Bookmarks to articles about egregious crimes against humanity committed by corporations over the years.


Chick-fil-A

Chick-fil-A continually donates millions of dollars to groups that oppose same-sex marriage and other homophobic agendas.

Most famously they supported Proposition 8 to take away equal rights from LGBT people in California in 2008.

Cisco

Cisco is supposedly a trusted technology company that sells corporate network infrastructure (routers, switches and things). Your company probably has Cisco gear in their server closet and ISP's all over the world run Cisco hardware.

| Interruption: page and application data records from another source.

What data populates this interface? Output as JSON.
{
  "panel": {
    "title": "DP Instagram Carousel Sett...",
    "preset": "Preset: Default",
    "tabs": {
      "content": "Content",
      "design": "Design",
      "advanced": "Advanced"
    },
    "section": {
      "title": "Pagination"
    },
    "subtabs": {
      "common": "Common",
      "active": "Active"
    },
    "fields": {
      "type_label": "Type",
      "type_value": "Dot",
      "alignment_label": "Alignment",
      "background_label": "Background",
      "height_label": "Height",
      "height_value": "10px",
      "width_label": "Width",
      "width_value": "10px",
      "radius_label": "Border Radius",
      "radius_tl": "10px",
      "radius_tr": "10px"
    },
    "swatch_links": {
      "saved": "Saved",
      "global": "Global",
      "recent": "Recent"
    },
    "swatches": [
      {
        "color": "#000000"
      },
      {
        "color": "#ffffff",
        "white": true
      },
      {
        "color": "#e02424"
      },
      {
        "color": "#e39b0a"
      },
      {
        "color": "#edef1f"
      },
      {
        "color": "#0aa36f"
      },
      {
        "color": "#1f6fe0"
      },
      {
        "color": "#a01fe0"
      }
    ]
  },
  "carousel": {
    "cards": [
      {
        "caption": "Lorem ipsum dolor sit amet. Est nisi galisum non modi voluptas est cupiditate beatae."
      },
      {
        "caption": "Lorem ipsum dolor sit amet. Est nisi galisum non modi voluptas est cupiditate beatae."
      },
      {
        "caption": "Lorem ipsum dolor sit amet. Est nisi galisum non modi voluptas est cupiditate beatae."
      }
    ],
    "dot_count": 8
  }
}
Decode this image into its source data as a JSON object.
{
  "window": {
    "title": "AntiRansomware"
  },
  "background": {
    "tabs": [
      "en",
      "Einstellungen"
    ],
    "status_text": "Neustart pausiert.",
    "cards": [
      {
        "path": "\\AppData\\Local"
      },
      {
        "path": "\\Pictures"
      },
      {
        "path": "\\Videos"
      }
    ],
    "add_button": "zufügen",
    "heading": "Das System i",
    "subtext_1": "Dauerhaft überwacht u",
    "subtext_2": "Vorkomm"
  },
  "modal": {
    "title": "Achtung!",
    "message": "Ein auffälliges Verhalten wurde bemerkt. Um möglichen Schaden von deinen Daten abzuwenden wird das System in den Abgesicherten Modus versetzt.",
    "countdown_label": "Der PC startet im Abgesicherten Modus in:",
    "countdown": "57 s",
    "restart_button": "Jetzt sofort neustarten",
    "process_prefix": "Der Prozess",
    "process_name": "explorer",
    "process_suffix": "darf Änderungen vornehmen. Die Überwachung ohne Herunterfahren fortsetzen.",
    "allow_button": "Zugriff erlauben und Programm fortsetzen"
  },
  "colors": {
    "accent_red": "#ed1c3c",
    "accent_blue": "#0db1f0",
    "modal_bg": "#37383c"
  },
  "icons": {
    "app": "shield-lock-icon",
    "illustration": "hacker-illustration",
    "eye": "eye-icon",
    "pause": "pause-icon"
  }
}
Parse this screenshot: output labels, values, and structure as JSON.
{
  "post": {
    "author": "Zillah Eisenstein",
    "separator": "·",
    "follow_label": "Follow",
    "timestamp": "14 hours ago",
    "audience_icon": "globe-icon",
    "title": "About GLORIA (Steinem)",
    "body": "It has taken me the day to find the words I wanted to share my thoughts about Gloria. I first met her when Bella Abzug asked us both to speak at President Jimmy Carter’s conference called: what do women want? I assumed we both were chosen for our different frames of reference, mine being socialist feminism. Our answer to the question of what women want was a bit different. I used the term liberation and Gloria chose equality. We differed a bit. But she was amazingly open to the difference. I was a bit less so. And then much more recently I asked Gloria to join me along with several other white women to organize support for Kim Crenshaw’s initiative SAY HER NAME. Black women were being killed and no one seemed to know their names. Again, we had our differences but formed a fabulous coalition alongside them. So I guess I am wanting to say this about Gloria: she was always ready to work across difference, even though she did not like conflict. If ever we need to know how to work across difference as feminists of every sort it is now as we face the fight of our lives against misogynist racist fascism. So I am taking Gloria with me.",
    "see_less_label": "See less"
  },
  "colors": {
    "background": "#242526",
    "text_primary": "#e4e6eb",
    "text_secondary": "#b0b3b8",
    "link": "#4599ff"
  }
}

With their position and level of trust they should know better, but Cisco has implemented some of the most blatant backdoors that I have ever seen in my entire career in tech.

Cisco Architecture for Lawful Intercept

Attackers could exploit these backdoors and not leave any audit trail. That’s how the lawful intercept protocol was designed so that ISP employees can’t tell when a law enforcement agent logs to the ISP’s routers (even though law enforcement is supposed to gain this access with a court order or other legal access request).

Furthermore, this protocol could be abused by ISP employees because no one else working for the ISP could then tell when someone gained access to the routers via Cisco’s Architecture for Lawful Intercept.

Tom's Hardware

Facebook

Facebook has been having a really bad 2018 since the Cambridge Analytica scandal began. Only started collecting links here 12/6/18, needs some backfilling.

  • Facebook accused of striking ‘secret deals over user data’ - BBC News ‒ leaked internal exec emails about their purposefully privacy-infringing business practices.

    • Allowed some companies to retain full access to users’ friends’ data, even after closing the general privacy hole in 2014/2015 as related to the Cambridge Analytica leaks.

    • They were aware the Android permission change to log users’ call and text history would be controversial before they even launched it, and purposefully directed users attention away from the feature.

      Michael LeBeau (Facebook product manager):

      “As you know all the growth team is planning on shipping a permissions update on Android at the end of this month. They are going to include the ‘read call log’ permission... This is a pretty high-risk thing to do from a PR perspective but it appears that the growth team will charge ahead and do it...[The danger is] screenshot of the scary Android permissions screen becomes a meme (as it has in the past), propagates around the web, it gets press attention, and enterprising journalists dig into what exactly the new update is requesting, then write stories about “Facebook uses new Android update to pry into your private life in ever more terrifying ways”.

  • As Facebook Raised a Privacy Wall, It Carved an Opening for Tech Giants (NY Times) ‒ “Facebook allowed Microsoft’s Bing search engine to see the names of virtually all Facebook users’ friends without consent, the records show, and gave Netflix and Spotify the ability to read Facebook users’ private messages.”

Symantec

Symantec is a security company most known for creating Norton Antivirus. Their response to a security incident is apparently to shut the fuck up and pray that nobody ever finds out about it.